Other doctors have been: the late William Hartnell, 1963-1966; Patrick Troughton, 1966-1696 (Neither his show's nor Hartnell's have been broadcast on American television.); Jon Pertwee, 1970-1974; Baker, 1974-1981: Peter Davison, who can now be seen on PBS's "All Creatures Great and Small." 1981-1984: and the newest Doctor, Colin Baker. 1984-?.

Caption: Who paraphernalia: Whovians love their "Doctor Who" merchandise. Everything from posters, books, comic books, buttons, bumper stickers, records, calendars, puzzles, T shirts, pins, models, and soon, a role-playing game, can be found. Locally, the Galaxy Stores, in Wausau and Stevens Point, sell the merchandise. In a January Wall Street Journal article, one store owner said Whovians will plop down $40 at a time for the goods. Another said Who merchandise mania hasn't peaked yet.

Caption: Fans: Attending the Stevens Point meeting of the N.E.W. Friends of the Doctor fan club, dressed in costumes, were (from left) Vince Przybylski, Mosinee, dressed as the the doctor's enemy, the Master; Matt Braun, Racine, toting a copy of the fourth doctor's 17-foot scarf; Mary Schuster, Clintonville and friend Lois Cudnohosky, Gillett, dressed as the fourth doctor; and Brian McCarty, Kaukauna, also wearing a scarf.

Where to find 'Dr. Who'

You'll find "Doctor Who" Sunday's on the WETV network, WHRM channel 20 in Wausau. The show is broadcast at noon and is made possible in part by a grant from the Hernke Cheese Company, Hilbert.

Episode lengths vary from 1 1/2 to 2 or 2 1/2 hours. In Britian, the series is broadcast in half-hour episodes.

WETV is now showing programs featuring the third incarnation of the doctor, starring Jon Pertwee.

Local Whovians can join forces

Are you a Whovian?

Do you own most of the books and magazines written about the BBC television show "Doctor Who"?

Have you knitted a 17-foot scarf?

Do you know the coordinates of the Doctor's home planet, Gallifrey? (10-0-11-00 by 2 from galactic zero center. )

You are not alone. There are millions of Whovians, "Doctor Who" devotees, young and old. Most fans are in England and the United States.

Locally, the N.E.W. (Northeastern Wisconsin) Friends of the Doctor Fan Club has members from across Wisconsin and in neighboring states. A $5 fee entitles the Whovian to a membership badge and club membership number, a monthly newsletter, and a chance to talk to other Whovians.

For information on N.E.W., write N.E.W. Friends of the Doctor, 416 E. Longview Ave., Green Bay, 54301.

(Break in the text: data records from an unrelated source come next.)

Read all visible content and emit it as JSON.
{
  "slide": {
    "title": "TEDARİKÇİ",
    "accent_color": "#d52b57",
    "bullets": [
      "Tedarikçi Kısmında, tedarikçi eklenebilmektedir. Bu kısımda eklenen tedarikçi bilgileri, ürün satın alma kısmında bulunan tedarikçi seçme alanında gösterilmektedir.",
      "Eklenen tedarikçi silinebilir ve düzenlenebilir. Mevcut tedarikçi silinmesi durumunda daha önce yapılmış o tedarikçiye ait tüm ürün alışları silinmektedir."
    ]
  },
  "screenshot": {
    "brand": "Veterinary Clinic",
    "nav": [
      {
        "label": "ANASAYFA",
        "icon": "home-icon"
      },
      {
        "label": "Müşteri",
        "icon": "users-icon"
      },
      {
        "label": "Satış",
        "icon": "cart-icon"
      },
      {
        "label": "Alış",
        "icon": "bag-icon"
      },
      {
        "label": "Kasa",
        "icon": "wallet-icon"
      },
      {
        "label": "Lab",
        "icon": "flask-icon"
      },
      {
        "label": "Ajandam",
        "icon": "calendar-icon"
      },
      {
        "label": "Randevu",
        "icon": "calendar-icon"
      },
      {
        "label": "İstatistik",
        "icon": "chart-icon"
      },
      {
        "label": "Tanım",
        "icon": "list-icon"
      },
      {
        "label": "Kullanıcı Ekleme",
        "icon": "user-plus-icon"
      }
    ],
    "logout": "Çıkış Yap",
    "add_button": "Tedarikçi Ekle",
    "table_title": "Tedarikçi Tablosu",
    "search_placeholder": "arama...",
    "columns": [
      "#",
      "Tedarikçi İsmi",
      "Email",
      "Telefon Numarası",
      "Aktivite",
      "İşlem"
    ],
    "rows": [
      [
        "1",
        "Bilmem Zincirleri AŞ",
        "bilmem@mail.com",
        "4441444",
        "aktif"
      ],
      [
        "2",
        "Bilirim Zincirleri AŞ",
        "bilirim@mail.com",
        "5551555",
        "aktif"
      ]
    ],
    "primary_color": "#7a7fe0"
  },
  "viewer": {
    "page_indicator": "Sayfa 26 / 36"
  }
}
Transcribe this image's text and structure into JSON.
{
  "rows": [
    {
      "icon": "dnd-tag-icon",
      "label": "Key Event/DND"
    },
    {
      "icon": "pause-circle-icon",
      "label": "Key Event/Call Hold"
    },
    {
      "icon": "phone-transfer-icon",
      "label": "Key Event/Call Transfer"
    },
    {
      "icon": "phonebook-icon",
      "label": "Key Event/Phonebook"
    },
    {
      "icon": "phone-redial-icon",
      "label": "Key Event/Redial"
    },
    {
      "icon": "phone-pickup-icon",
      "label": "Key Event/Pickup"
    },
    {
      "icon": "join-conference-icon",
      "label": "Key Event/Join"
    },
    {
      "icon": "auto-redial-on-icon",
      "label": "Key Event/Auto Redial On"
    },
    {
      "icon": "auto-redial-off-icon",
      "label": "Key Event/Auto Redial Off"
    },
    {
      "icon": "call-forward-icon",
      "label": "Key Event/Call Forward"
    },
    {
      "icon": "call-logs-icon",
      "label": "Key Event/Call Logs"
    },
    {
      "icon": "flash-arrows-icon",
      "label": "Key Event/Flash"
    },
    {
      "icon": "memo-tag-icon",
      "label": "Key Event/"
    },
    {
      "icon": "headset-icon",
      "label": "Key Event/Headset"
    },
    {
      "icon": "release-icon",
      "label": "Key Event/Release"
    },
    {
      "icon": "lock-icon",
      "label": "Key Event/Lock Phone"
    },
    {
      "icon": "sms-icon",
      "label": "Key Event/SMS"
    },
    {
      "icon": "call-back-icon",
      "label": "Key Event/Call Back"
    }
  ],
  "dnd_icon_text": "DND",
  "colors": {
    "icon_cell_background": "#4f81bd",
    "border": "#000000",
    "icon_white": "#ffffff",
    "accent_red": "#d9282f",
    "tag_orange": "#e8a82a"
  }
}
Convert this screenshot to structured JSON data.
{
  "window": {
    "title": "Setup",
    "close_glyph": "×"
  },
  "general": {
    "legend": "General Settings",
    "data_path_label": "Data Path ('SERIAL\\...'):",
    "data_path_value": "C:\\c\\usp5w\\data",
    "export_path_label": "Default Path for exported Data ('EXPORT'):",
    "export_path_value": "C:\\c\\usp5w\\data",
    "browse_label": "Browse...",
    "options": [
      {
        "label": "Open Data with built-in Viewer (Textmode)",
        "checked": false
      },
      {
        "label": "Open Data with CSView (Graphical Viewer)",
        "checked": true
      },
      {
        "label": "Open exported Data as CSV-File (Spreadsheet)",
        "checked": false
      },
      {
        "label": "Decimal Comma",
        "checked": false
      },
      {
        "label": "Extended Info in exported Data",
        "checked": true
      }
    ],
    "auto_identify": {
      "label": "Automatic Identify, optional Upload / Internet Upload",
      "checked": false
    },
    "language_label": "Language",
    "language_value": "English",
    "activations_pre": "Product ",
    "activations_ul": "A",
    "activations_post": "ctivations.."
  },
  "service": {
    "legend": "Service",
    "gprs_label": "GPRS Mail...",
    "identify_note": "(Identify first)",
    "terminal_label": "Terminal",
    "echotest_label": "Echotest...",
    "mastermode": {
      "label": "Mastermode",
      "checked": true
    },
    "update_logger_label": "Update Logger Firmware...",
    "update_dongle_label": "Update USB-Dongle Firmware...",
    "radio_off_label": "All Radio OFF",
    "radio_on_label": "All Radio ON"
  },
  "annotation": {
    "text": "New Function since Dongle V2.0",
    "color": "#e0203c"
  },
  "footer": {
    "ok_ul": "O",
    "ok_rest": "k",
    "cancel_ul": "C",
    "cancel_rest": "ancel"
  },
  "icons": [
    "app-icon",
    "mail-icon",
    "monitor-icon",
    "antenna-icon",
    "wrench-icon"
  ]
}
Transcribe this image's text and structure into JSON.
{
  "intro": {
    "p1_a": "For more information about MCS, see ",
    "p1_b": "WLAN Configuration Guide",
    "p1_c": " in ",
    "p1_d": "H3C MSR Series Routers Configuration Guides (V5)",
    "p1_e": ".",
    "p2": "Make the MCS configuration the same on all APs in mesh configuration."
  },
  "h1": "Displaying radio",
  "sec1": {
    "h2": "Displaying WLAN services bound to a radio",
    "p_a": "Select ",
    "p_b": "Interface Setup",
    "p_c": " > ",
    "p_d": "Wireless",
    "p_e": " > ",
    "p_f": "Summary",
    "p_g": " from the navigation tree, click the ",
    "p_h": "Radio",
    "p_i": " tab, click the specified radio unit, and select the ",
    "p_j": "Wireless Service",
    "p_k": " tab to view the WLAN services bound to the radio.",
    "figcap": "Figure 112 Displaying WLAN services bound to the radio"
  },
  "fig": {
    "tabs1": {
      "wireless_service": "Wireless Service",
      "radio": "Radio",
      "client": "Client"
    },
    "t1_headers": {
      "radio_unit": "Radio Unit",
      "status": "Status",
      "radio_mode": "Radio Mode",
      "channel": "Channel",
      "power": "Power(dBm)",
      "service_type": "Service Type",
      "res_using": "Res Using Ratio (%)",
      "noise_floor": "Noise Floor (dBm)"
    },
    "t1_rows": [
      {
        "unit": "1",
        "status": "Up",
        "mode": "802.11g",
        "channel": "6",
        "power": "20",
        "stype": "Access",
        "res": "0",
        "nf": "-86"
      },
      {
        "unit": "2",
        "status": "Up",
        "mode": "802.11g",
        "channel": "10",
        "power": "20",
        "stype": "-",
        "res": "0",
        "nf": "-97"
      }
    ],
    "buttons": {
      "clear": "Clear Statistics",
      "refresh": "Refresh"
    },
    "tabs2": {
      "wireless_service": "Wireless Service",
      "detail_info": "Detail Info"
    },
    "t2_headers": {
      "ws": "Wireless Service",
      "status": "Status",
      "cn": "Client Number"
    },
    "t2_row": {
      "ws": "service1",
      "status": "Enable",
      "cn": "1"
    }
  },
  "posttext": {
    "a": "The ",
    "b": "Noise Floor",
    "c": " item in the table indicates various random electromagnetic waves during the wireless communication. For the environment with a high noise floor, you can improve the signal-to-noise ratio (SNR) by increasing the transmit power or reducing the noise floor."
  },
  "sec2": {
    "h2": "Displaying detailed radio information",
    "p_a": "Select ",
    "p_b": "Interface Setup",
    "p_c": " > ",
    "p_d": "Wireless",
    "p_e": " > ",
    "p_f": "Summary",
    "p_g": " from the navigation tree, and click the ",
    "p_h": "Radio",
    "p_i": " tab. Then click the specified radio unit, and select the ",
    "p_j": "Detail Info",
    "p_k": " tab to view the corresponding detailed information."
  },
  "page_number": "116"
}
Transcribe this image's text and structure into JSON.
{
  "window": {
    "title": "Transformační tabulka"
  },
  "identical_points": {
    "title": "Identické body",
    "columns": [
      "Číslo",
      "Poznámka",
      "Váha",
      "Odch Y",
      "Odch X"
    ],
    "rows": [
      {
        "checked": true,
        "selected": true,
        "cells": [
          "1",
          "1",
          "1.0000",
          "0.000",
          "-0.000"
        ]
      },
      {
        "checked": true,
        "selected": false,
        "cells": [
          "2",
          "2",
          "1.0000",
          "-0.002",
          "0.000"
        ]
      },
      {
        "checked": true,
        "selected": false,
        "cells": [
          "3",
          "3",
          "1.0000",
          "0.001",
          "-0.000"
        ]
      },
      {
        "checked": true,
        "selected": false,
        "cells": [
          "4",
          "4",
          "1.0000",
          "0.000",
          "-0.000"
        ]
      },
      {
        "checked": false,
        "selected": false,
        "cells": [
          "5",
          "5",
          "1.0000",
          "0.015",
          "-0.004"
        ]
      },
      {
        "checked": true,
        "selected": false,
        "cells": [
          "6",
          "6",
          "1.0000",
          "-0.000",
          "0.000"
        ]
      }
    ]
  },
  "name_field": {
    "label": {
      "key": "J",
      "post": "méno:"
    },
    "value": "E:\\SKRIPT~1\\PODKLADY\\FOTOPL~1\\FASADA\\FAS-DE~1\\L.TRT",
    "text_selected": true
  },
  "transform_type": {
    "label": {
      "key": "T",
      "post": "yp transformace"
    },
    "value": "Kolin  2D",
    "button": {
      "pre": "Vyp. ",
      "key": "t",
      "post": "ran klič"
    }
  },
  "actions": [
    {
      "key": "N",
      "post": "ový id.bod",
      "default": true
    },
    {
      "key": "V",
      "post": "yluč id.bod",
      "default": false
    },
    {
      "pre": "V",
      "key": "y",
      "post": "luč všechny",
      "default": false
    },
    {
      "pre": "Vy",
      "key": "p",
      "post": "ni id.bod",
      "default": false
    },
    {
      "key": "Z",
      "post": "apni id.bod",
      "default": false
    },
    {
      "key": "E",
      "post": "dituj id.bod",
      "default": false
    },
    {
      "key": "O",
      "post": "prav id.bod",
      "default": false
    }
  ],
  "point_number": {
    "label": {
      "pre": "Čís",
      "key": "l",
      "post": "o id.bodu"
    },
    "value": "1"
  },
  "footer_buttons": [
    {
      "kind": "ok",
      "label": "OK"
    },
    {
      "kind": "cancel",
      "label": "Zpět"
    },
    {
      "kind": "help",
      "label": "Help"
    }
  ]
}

For information on the Doctor Who Fan Club of America. write P.O. Box 6024 Cherry Creek Station. Denver, Colo., 80206.

Disclaimer: These citations are created on-the-fly using primitive parsing techniques. You should double-check all citations. Send feedback to

  • APA 6th ed.: Williams, Joanne (1985-05-23). Here's the who, what, when, where, how and why on popular television show. Wausau Daily Herald p. 16.
  • MLA 7th ed.: Williams, Joanne. "Here's the who, what, when, where, how and why on popular television show." Wausau Daily Herald [add city] 1985-05-23, 16. Print.
  • Chicago 15th ed.: Williams, Joanne. "Here's the who, what, when, where, how and why on popular television show." Wausau Daily Herald, edition, sec., 1985-05-23
  • Turabian: Williams, Joanne. "Here's the who, what, when, where, how and why on popular television show." Wausau Daily Herald, 1985-05-23, section, 16 edition.
  • Wikipedia (this article): <ref>{{cite news| title=Here's the who, what, when, where, how and why on popular television show | url=,_what,_when,_where,_how_and_why_on_popular_television_show | work=Wausau Daily Herald | pages=16 | date=1985-05-23 | via=Doctor Who Cuttings Archive | accessdate=27 November 2022 }}</ref>
  • Wikipedia (this page): <ref>{{cite web | title=Here's the who, what, when, where, how and why on popular television show | url=,_what,_when,_where,_how_and_why_on_popular_television_show | work=Doctor Who Cuttings Archive | accessdate=27 November 2022}}</ref>